LEOs are known to be armed. Their names and addresses are public information available to anyone who wants to work the internet. As discussed above, many people do not want you carrying a firearm on their property and see firearms in the hands of LEOs as part of the problem. New legislation will not be needed to restrict the rights of LEOs to carry firearms. It could happen tomorrow.
When I was a child, I respected LEOs. I felt safe around them. I knew that they would protect me if something happened while they were present. I knew if I called them, they would respond and put their lives in danger to keep me safe. I knew they would be armed when they showed up. In fact, I expected it.
If we have reached a point where people are outwardly saying that the public is less safe in the presence of an armed LEO, then all LEOs need to take notice. We will have the honor and privilege of protecting and serving our communities only as long as we earn it. Stand up. Speak up. Do not let anyone take your right to defend yourself, your fellow LEOs and your community by limiting your Second Amendment rights.
Consider that in every community, every day, there is a mother home with her children who respects LEOs but recognizes that she has an obligation to protect herself and her children. You cannot advocate for a restriction of her Second Amendment rights without jeopardizing your own.
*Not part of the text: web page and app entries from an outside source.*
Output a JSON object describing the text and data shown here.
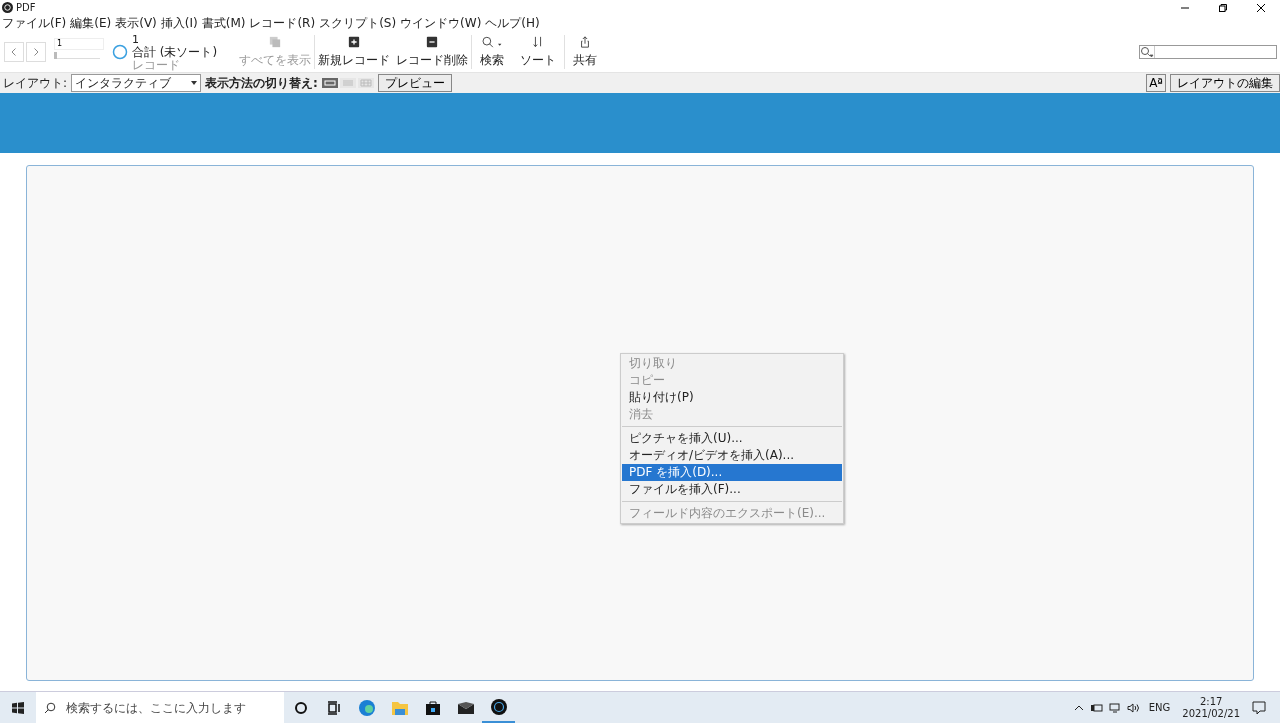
{
  "window": {
    "title": "PDF"
  },
  "menu": [
    "ファイル(F)",
    "編集(E)",
    "表示(V)",
    "挿入(I)",
    "書式(M)",
    "レコード(R)",
    "スクリプト(S)",
    "ウインドウ(W)",
    "ヘルプ(H)"
  ],
  "toolbar": {
    "record_field": "1",
    "slider": {
      "level": 0
    },
    "count": "1",
    "total": "合計 (未ソート)",
    "records_label": "レコード",
    "buttons": [
      {
        "kind": "showall",
        "label": "すべてを表示",
        "disabled": true
      },
      {
        "kind": "new",
        "label": "新規レコード",
        "disabled": false
      },
      {
        "kind": "delete",
        "label": "レコード削除",
        "disabled": false
      },
      {
        "kind": "search",
        "label": "検索",
        "disabled": false
      },
      {
        "kind": "sort",
        "label": "ソート",
        "disabled": false
      },
      {
        "kind": "share",
        "label": "共有",
        "disabled": false
      }
    ]
  },
  "layout_bar": {
    "layout_label": "レイアウト:",
    "layout_value": "インタラクティブ",
    "view_label": "表示方法の切り替え:",
    "views": [
      {
        "selected": true
      },
      {
        "selected": false
      },
      {
        "selected": false
      }
    ],
    "preview": "プレビュー",
    "font_button": "Aª",
    "edit_layout": "レイアウトの編集"
  },
  "context_menu": [
    {
      "kind": "item",
      "label": "切り取り",
      "disabled": true,
      "selected": false
    },
    {
      "kind": "item",
      "label": "コピー",
      "disabled": true,
      "selected": false
    },
    {
      "kind": "item",
      "label": "貼り付け(P)",
      "disabled": false,
      "selected": false
    },
    {
      "kind": "item",
      "label": "消去",
      "disabled": true,
      "selected": false
    },
    {
      "kind": "separator"
    },
    {
      "kind": "item",
      "label": "ピクチャを挿入(U)...",
      "disabled": false,
      "selected": false
    },
    {
      "kind": "item",
      "label": "オーディオ/ビデオを挿入(A)...",
      "disabled": false,
      "selected": false
    },
    {
      "kind": "item",
      "label": "PDF を挿入(D)...",
      "disabled": false,
      "selected": true
    },
    {
      "kind": "item",
      "label": "ファイルを挿入(F)...",
      "disabled": false,
      "selected": false
    },
    {
      "kind": "separator"
    },
    {
      "kind": "item",
      "label": "フィールド内容のエクスポート(E)...",
      "disabled": true,
      "selected": false
    }
  ],
  "taskbar": {
    "search_placeholder": "検索するには、ここに入力します",
    "apps": [
      {
        "kind": "cortana",
        "selected": false
      },
      {
        "kind": "taskview",
        "selected": false
      },
      {
        "kind": "edge",
        "selected": false
      },
      {
        "kind": "folder",
        "selected": false
      },
      {
        "kind": "store",
        "selected": false
      },
      {
        "kind": "mail",
        "selected": false
      },
      {
        "kind": "app",
        "selected": true
      }
    ],
    "language": "ENG",
    "time": "2:17",
    "date": "2021/02/21"
  }
}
Lance LoRusso is an attorney, former LEO and founder of LoRusso Law Firm, PC in Marietta, Georgia. He is the General Counsel for the Georgia Fraternal Order of Police and author of a blog, www.bluelinelawyer.com. He speaks at many conferences for law enforcement on use of force, responses to critical incident, and other topics of interest to law enforcement. His book on critical incidents entitled, “When Cops Kill: The Aftermath of a Critical Incident” is available at www.booklogix.com. Profits from this book will support law enforcement charities. You can follow him on Facebook, LinkedIn, and Twitter (bluelinelawyer or lancelorusso).